Big news: Europeans no longer have to pay cellular roaming fees when traveling across EU member states. TechCrunch reports:
The European Council yesterday adopted the legal act that limits how much mobile operators can charge each other — the final step in the multi-stage, multi-year process for the region’s lawmakers to agree an end to roaming charges for citizens. The ‘roam like at home’ policy will come into affect across the European Union from June 15.
Sounds wonderful, doesn't it? Nobody likes those pesky roaming fees, after all. We all know they're just another way for telecom providers to gouge us, right? Good thing the European Council stepped in to put a stop to this roaming fee nonsense! In fact, the EU is calling this "one of the greatest and most tangible successes of the EU."
But behind all the self-congratulation and media fanfare is a somewhat different story. The New York Times scratches the surface of it in the aptly headlined article, "Cellphone Roaming Charges End in Europe. Many Respond With a Yawn.":
Ms. Krastanova, 37, prefers to vacation in her native Bulgaria when she is not selling newspapers in Sofia, the country’s capital. Ms. Krastanova says she is too busy — and many of her compatriots too poor — to travel elsewhere in Europe.
“Paying the bills and providing for my 4-year-old daughter is our main priority. There is little left to splurge on trips abroad,” Ms. Krastanova said as she cross-stitched an elaborate pattern and sat in her newspaper kiosk, a cup of coffee and a pack of cigarettes resting next to her embroidery. “I don’t use roaming.”
Nor do many of her fellow Europeans. Almost two-thirds of Bulgarians have never traveled outside of their country’s borders, according to European Union statistics, and in another eight European states, including Greece and Italy, at least half of people polled also had not spent time abroad. And though other Europeans do jet across the Continent, many of those journeys also are limited to two-week summer vacations or short business trips.

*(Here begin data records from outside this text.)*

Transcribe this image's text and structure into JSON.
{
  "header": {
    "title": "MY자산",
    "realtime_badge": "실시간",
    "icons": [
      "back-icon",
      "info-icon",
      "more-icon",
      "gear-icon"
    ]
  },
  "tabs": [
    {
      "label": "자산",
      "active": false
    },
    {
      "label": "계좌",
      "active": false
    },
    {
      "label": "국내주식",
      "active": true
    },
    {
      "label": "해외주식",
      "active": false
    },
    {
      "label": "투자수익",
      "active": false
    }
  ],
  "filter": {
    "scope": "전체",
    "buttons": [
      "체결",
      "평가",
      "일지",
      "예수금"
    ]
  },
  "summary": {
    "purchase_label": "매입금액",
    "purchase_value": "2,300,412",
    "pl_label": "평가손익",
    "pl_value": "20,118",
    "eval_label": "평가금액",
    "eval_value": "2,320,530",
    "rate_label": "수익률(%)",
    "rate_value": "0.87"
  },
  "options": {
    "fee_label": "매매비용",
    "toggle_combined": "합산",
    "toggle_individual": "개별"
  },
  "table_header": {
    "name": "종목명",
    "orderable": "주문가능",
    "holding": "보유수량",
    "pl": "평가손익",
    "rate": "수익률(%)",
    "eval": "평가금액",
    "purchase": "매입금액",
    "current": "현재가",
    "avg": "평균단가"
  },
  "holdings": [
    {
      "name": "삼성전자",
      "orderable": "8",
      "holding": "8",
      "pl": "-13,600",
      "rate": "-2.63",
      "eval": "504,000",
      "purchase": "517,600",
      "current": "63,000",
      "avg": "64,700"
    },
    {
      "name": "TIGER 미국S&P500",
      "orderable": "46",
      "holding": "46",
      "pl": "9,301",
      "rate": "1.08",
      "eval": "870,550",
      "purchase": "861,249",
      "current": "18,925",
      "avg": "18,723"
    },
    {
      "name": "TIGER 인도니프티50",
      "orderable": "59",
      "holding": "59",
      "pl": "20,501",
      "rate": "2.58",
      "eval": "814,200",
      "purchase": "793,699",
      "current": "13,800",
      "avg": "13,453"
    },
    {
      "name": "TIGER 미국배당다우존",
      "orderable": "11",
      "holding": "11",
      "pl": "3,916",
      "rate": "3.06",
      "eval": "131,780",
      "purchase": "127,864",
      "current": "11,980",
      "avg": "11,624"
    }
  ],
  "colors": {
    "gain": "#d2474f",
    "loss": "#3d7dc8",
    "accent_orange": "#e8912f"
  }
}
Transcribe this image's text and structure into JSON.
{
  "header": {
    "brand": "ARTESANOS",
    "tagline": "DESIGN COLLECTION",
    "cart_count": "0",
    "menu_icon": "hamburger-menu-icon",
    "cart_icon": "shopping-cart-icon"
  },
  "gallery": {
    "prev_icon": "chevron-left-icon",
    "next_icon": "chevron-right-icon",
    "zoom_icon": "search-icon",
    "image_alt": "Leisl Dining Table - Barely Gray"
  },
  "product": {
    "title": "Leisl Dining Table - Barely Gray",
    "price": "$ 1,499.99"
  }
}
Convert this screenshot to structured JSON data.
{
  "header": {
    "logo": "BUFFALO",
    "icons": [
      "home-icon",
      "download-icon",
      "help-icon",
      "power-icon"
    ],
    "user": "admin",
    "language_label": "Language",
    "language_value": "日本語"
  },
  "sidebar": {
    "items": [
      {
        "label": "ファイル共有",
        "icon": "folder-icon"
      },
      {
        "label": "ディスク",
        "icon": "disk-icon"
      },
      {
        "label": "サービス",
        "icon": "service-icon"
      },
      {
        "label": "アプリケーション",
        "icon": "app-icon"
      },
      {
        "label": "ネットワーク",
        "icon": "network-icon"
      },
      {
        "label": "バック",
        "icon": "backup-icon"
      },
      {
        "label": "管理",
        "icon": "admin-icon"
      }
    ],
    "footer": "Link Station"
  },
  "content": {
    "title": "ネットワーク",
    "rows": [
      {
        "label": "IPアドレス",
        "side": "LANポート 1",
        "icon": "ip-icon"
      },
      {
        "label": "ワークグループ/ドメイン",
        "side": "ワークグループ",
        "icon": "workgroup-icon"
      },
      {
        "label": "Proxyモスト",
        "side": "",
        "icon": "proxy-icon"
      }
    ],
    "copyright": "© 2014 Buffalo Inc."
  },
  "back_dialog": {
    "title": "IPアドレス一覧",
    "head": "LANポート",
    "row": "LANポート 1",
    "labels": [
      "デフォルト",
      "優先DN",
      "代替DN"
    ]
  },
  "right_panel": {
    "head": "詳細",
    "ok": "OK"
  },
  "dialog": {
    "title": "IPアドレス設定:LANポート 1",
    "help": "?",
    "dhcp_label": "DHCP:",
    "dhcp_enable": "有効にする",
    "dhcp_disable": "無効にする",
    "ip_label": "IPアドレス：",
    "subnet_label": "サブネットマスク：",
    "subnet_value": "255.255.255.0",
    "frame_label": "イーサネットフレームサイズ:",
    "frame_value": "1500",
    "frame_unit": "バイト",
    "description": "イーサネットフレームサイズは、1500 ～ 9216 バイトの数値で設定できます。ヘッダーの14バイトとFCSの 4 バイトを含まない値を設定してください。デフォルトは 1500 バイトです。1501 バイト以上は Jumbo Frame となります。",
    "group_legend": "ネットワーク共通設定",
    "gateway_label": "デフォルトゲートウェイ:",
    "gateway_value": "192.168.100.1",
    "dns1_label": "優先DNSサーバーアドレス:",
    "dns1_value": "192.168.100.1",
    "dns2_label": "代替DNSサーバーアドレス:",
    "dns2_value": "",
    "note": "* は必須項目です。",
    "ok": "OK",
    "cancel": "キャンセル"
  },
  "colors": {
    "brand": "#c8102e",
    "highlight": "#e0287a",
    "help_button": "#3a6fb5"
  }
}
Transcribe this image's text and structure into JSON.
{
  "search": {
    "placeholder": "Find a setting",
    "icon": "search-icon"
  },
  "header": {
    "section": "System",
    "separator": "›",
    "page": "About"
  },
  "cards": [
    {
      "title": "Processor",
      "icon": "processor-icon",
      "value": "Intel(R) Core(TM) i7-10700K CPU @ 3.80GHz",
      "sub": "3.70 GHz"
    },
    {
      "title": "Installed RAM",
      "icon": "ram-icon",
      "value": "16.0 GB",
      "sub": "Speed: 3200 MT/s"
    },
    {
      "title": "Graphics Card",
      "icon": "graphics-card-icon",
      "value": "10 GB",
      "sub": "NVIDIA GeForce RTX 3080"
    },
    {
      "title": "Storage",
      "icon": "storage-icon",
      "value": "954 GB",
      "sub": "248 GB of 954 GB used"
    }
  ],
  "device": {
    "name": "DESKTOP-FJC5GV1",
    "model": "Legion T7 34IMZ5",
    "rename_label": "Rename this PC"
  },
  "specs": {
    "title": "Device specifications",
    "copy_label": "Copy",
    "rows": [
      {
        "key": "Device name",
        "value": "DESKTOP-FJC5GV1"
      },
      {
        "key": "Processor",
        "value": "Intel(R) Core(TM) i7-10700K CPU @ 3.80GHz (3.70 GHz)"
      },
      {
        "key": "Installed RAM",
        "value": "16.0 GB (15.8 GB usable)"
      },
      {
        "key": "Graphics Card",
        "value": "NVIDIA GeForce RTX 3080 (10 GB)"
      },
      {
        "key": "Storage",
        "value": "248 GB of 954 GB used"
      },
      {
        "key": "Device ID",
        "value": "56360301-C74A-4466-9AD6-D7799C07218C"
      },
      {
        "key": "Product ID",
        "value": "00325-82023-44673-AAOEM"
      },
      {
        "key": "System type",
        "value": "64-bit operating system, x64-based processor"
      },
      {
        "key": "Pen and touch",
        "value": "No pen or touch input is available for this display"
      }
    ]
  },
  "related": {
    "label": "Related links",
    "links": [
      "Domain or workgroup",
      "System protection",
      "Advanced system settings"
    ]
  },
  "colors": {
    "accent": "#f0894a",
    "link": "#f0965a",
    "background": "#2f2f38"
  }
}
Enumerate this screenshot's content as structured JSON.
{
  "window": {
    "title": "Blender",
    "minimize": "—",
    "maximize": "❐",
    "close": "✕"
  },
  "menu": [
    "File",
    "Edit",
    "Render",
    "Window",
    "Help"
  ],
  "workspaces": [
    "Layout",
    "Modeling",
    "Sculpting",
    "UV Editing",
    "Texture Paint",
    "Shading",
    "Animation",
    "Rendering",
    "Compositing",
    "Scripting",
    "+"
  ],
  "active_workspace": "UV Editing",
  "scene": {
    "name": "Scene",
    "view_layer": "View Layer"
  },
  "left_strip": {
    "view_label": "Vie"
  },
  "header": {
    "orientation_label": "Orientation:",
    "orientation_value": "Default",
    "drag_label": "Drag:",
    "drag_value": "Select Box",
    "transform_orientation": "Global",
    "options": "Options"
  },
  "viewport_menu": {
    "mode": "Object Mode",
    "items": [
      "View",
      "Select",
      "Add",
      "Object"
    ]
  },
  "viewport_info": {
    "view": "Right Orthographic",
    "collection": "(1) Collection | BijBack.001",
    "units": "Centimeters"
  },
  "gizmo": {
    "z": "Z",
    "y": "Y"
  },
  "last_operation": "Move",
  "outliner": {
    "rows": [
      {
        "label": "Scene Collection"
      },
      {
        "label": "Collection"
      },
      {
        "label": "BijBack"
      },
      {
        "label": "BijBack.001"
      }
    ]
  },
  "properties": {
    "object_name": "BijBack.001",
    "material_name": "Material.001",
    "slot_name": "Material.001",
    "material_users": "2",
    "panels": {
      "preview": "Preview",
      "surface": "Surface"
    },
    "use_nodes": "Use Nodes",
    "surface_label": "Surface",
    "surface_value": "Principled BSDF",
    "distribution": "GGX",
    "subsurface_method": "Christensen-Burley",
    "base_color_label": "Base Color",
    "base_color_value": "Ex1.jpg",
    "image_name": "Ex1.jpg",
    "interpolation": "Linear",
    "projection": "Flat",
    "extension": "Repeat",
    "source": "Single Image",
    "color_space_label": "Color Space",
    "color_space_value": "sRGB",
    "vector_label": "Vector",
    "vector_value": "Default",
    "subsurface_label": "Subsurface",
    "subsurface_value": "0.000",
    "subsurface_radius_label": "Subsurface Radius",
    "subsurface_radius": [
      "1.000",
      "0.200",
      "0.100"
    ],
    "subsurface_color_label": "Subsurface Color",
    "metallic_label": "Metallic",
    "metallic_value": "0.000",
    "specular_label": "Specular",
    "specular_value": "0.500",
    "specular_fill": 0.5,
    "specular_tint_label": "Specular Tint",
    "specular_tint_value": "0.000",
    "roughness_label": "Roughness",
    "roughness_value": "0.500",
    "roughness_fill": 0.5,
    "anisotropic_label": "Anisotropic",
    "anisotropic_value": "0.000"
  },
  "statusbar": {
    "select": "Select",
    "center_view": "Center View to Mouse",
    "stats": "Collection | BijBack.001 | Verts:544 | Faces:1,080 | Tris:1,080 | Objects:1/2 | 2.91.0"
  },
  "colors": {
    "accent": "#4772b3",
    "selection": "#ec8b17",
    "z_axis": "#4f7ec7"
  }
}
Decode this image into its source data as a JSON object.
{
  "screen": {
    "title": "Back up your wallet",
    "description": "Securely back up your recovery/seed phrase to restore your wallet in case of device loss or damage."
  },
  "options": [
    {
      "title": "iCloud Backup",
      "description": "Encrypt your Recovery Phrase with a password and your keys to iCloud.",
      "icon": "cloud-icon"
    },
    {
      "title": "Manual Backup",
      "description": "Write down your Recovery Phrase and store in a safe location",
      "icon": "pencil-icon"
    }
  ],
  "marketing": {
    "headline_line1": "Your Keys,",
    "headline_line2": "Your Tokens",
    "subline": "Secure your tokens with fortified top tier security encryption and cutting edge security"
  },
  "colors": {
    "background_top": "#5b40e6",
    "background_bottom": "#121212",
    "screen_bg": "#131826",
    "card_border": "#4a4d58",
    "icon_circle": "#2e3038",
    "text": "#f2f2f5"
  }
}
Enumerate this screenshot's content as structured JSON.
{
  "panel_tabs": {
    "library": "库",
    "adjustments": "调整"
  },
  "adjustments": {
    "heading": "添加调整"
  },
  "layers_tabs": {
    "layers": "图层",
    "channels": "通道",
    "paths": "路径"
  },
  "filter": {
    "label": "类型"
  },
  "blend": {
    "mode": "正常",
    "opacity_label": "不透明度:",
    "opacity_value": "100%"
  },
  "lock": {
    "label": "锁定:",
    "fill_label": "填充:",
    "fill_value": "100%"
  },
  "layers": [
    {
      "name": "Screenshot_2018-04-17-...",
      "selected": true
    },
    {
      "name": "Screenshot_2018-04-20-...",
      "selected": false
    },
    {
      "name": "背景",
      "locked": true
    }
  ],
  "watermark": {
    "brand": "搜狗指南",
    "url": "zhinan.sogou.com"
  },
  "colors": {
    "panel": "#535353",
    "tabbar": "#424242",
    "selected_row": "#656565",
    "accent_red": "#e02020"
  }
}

The landmark policy shift, which enters into force on Thursday, comes as Europe faces pressure to speed up the overhaul of its wider digital economy to keep pace with the likes of the United States and China. But the experience of Ms. Krastanova, and many others like her, has many wondering why the region’s policy makers took 10 years — and invested significant political capital — to end roaming charges when it is not a daily concern for many of Europe’s 500 million citizens.
So most Europeans didn't actually care that much about roaming fees. But at least the telecom companies won't be able to gouge its customers for that evil thing called profit. Oh, but actually:
The biggest concern has been that the measure will push up the price of standard mobile contracts — meaning mobile users would be paying more domestically to subsidize the cost of cheaper calls and data when they’re on holiday. (Indeed, some EU operators took early opportunistic action to raise prices — blaming the incoming measure.)
Ms. Krastonova - trying to make ends meet for her and her 4-year-old daughter - will in all likelihood end up with a higher phone bill in order to keep costs down for those who travel frequently for business - people who, let's face it, are probably more well-off than Ms. Krastanova and can write off roaming fees as a business expense anyway. The poor subsidizing the rich: this is one of the EU's "greatest successes." Bravo.
If the "roam like at home" policy won't help most of Europe's working classes, and in fact may actually hurt them, why did the EU make this initiative a priority? For one thing, it's good PR. Ending roaming fees certainly sounds good on paper. But there's a deeper reason, about which the EU is perfectly transparent:
The European Commission first set out its intention to end mobile roaming fees in a 2013 reform plan, called the Telecoms Single Market initiative — a part of the DSM [Digital Single Market], so also aimed at boosting the region’s global competitiveness and fostering digital jobs by reducing market fragmentation.
The Union is fragmented into distinct national markets and as a result Europe is losing out on a major source of potential growth.
What is the EU's ultimate goal, and, by extension, the goal of its Digital Single Market initiative? To erase national borders and create a single European nation. Of course, such an achievement would be disastrous. How could anyone effectively govern people groups and cultures as diverse and geographically distant as France, Poland, Romania, Portugal, Ireland, and the Czech Republic? We're already seeing the deep social tensions forming in the US as a result of a federal government attempting to legislate for California the same way it does for Texas, Montana, and New Hampshire - and trying to subsidize some at the expense of others. The European project will end as badly, or worse.
But hey, at least Europeans no longer have to pay roaming fees.